PROBLEM DETAILS: Only lines holding the string "title" are wanted; copy each one from the material.
==== DATA UNDER STUDY ====
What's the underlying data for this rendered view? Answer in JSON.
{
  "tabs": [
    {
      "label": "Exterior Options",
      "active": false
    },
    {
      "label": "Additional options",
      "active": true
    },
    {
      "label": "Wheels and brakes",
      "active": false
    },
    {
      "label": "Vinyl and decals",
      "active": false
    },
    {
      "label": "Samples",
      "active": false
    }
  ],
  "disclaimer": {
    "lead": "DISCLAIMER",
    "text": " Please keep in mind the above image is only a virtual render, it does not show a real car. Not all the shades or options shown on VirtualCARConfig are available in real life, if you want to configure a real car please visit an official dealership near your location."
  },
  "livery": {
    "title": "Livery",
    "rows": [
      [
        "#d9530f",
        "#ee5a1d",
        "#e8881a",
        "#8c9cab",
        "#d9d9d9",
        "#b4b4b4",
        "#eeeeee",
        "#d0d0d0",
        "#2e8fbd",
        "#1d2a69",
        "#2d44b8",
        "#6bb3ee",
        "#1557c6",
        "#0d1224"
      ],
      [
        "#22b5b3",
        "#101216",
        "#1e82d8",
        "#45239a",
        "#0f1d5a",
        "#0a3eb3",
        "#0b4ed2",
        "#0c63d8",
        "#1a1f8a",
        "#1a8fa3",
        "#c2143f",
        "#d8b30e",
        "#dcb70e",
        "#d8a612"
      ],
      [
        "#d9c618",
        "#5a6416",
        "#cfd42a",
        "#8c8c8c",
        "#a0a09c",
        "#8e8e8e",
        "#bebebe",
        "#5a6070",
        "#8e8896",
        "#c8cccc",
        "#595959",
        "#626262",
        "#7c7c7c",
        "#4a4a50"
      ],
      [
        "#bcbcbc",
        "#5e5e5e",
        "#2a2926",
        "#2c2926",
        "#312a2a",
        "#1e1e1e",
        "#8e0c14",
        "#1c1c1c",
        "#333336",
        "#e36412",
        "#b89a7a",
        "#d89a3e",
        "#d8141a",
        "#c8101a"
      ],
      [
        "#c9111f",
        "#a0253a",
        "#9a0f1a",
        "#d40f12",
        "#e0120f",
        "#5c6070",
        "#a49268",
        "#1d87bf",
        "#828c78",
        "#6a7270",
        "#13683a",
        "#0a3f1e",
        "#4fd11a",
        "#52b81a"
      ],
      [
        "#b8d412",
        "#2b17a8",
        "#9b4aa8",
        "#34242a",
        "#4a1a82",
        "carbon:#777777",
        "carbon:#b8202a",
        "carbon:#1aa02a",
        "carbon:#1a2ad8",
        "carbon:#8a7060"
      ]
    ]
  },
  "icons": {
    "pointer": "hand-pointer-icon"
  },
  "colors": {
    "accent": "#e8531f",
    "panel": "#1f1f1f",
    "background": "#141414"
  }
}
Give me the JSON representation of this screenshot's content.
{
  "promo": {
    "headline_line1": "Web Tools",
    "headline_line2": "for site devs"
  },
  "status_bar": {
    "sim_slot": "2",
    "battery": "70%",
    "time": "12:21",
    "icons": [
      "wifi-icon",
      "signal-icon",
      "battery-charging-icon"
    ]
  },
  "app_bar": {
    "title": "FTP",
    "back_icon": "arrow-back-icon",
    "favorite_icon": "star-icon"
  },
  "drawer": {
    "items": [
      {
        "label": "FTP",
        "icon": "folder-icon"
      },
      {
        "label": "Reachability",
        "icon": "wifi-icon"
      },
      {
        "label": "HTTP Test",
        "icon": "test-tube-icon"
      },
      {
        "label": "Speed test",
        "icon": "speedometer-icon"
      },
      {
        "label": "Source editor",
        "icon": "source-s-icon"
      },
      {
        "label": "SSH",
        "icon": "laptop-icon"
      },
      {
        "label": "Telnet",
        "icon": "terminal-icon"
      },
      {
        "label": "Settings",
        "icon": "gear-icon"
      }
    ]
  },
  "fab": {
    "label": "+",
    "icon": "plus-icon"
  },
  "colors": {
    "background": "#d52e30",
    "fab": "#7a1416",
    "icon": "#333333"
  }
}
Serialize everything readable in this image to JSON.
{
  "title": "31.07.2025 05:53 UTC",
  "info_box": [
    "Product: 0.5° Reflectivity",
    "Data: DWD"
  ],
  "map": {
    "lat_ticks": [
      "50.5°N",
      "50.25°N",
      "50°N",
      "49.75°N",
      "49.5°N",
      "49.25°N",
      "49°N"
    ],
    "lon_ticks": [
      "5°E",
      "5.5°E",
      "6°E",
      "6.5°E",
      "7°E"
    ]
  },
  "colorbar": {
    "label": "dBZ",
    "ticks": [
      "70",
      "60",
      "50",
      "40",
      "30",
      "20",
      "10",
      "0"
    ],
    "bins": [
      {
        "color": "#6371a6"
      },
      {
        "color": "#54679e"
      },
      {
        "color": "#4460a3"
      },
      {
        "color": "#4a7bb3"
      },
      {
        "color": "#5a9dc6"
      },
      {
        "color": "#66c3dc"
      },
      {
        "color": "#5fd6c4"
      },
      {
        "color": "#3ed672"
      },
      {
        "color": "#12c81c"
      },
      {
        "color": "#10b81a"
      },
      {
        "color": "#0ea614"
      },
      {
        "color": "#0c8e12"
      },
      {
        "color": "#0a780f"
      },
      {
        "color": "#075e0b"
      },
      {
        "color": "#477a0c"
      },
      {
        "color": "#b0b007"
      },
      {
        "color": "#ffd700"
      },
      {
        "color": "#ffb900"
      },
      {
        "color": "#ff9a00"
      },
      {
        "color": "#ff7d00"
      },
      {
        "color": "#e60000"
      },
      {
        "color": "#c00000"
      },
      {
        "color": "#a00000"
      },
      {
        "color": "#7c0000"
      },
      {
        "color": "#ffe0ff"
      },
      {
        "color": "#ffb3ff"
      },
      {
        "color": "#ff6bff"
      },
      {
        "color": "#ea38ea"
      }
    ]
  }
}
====
THE ANSWER:
    "title": "Livery",
    "title": "FTP",
  "title": "31.07.2025 05:53 UTC",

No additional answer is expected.